To compare pars plana vitrectomy (PPV) with PPV combined with scleral buckle (PPV/SB) in the treatment of primary, noncomplex rhegmatogenous retinal detachment in an academic setting.
Retrospective review of 74 consecutive cases that underwent either PPV or PPV/SB for primary rhegmatogenous retinal detachment at New York Presbyterian Hospital, Weill Cornell Medical College. Fifty-two eyes underwent PPV alone while 22 eyes had PPV combined with SB. All eyes had a minimum of 2 months of follow-up. The main outcome measure was single surgery anatomical success.
Patients in the PPV/SB group were less likely to be phakic (P = 0.05) and more likely to have an inferior retinal break (P = 0.001) when compared with the PPV group. Between groups, there was no difference in eyes with peripheral retinal lattice degeneration (P = 0.929), multiple breaks (P = 0.801), breaks seen preoperatively (P = 0.095), or those presenting with the macula off retinal detachment (P = 0.548). The majority of patients in both groups underwent small-gauge surgery (23 G or 25 G) (P = 0.65). Attachment of the retina was obtained in 100% of the patients in both groups at most recent follow-up. Single surgery anatomical success was similar between groups (83% PPV vs. 86% PPV/SB; P = 0.695). Mean best-corrected Snellen visual acuity improved in both groups (P = 0.75), with a final best-corrected Snellen visual acuity of 0.418 logMAR in the PPV group and 0.479 logMAR in the PPV/SB group (P = 0.61). When comparing PPV with PPV/SB, no difference in single surgery anatomical success existed after evaluating eyes with inferior breaks (P = 0.68), pseudophakia (P = 0.75), or when small-gauge surgery was performed (P = 0.76).
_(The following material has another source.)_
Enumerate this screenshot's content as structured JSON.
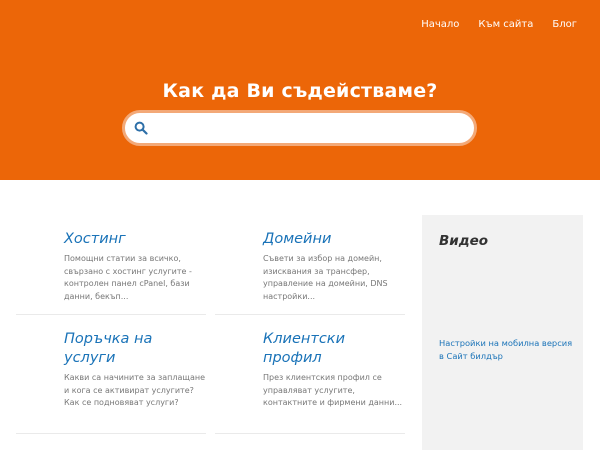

We did not find significant differences in single surgery anatomical success, final anatomical success, or change in visual acuity when comparing PPV with PPV/SB in the repair of primary noncomplex rhegmatogenous retinal detachment in an academic setting where vitreoretinal fellows participate in key aspects of all cases.
The authors did not find significant differences in single surgery anatomical success, final anatomical success, or change in visual acuity when comparing PPV with PPV/SB in the repair of primary noncomplex rhegmatogenous retinal detachment in an academic setting where vitreoretinal fellows participate in key aspects of all cases.
*Department of Ophthalmology, Weill Cornell Medical College, New York, New York; and
†Department of Ophthalmology, Campus Benjamin Franklin, Charité - Universitaetsmedizin Berlin, Berlin, Germany.
Reprint requests: R. V. Paul Chan, MD, Department of Ophthalmology, Weill Cornell Medical College, 1305 York Avenue, 11th Floor, Room Y 11.34, New York, NY 10021; e-mail: email@example.com
Paper presented at the Association for Research in Vision and Ophthalmology Annual Meeting, Fort Lauderdale, FL, May 5, 2011.
Supported by the St. Giles Foundation (R.V.P.C.) and by the Research to Prevent Blindness (R.V.P.C., A.O., S.K., and D.J.D.).
None of the authors have any financial/conflicting interests to disclose.